When grade five students hit the books next week — for the first time they’ll be learning about residential schools.
One first nations advocate says it could have a huge impact the next generations understanding of aboriginal issues.
“Anyone who’s studied history, we know that in order to understand our contemporary world right now, we have to understand what’s gotten us to where we are.”
That’s Jo-Anne Chrona of the First Nations Education Steering Committee.
She says it’s the first time a cohort of B-C Students will go through the bulk of their schooling understanding the darker side of Canada’s history.
Chrona says by introducing the topic early — it can now be fleshed out in later years.
“And then the additional things those students learn through subsequent grades can build a deeper understanding of aboriginal people in Canada.”
Chrona stresses that the idea will be introduced gently to young students — saving more traumatic topics like sexual abuse until they are older.
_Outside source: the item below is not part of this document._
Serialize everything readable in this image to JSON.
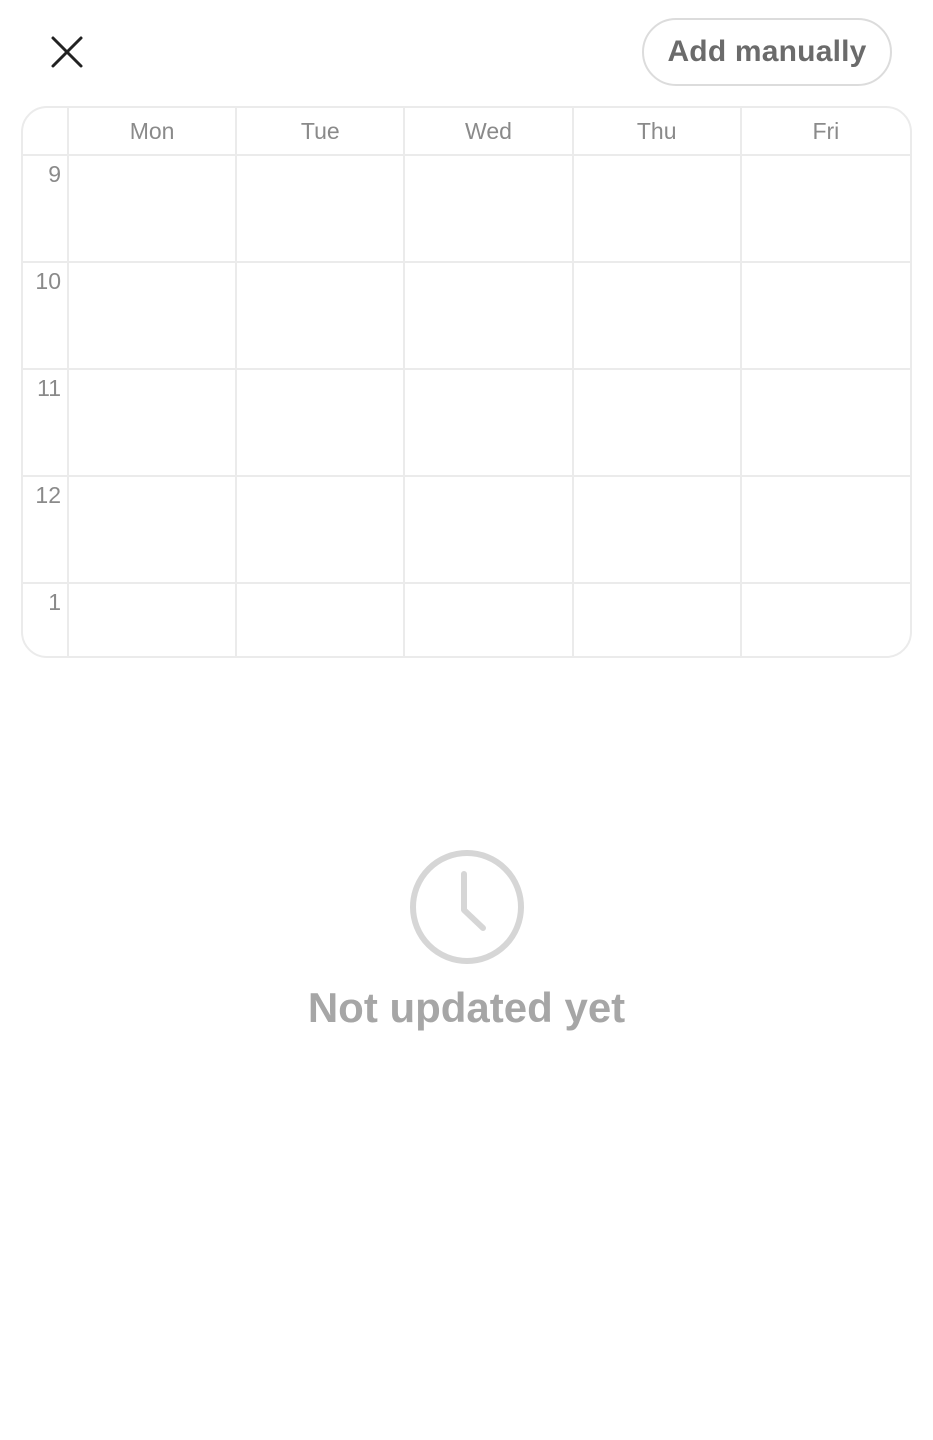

Adding the legacy of residential schools to the curriculum was a key recommendation of this year’s truth and reconciliation commission report.